These past years of the pandemic have increased our sense of gratitude for those who work each day in the fields of healthcare and research. Yet it is not enough to emerge from such an immense collective tragedy simply by honouring heroes. Covid-19 has strained the great networks of expertise and solidarity, and has exposed the structural limits of existing public welfare systems. Gratitude, then, needs to be matched by actively seeking, in every country, strategies and resources in order to guarantee each person’s fundamental right to basic and decent healthcare.

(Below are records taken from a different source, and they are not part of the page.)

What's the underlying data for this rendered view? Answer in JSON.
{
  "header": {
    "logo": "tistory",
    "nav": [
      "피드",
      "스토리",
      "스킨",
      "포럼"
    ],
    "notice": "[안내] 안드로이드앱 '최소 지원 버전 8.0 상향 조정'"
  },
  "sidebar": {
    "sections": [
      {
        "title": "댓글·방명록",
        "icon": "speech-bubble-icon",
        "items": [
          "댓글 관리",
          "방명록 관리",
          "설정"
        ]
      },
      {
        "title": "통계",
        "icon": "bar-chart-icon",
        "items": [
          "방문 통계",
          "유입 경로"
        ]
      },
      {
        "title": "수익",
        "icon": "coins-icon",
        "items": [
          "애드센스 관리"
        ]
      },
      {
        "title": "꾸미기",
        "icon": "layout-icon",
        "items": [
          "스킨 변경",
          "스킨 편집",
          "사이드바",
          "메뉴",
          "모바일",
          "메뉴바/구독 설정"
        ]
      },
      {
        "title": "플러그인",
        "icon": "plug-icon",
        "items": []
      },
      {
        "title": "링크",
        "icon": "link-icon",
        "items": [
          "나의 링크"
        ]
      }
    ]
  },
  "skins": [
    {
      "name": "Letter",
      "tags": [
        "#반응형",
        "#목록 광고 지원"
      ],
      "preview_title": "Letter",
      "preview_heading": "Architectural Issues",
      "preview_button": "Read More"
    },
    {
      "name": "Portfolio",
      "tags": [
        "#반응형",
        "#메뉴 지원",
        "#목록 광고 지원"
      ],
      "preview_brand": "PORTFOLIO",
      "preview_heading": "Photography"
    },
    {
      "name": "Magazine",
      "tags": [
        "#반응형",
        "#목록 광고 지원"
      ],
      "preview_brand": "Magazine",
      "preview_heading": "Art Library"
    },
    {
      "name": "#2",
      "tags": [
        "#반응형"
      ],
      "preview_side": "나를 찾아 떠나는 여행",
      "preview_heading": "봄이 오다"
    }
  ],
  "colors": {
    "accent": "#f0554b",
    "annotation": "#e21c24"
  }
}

The Samaritan calls the innkeeper to “take care of him” (Lk 10:35). Jesus addresses the same call to each of us. He exhorts us to “go and do likewise” (Lk 10:37). As I noted in Fratelli Tutti, “The parable shows us how a community can be rebuilt by men and women who identify with the vulnerability of others, who reject the creation of a society of exclusion, and act instead as neighbours, lifting up and rehabilitating the fallen for the sake of the common good” (No. 67). Indeed, “we were created for a fulfilment that can only be found in love. We cannot be indifferent to suffering” (No. 68).
On 11 February 2023, let us turn our thoughts to the Shrine of Lourdes, a prophetic lesson entrusted to the Church for our modern times. It is not only what functions well or those who are productive that matter. Sick people, in fact, are at the centre of God’s people, and the Church advances together with them as a sign of a humanity in which everyone is precious and no one should be discarded or left behind.
To the intercession of Mary, Health of the Sick, I entrust all of you who are ill; you who care for them in your families, or through your work, research and volunteer service; and those of you who are committed to weaving personal, ecclesial, and civic bonds of fraternity. To all, I impart my heartfelt blessing.
Rome, Saint John Lateran, 10 January 2023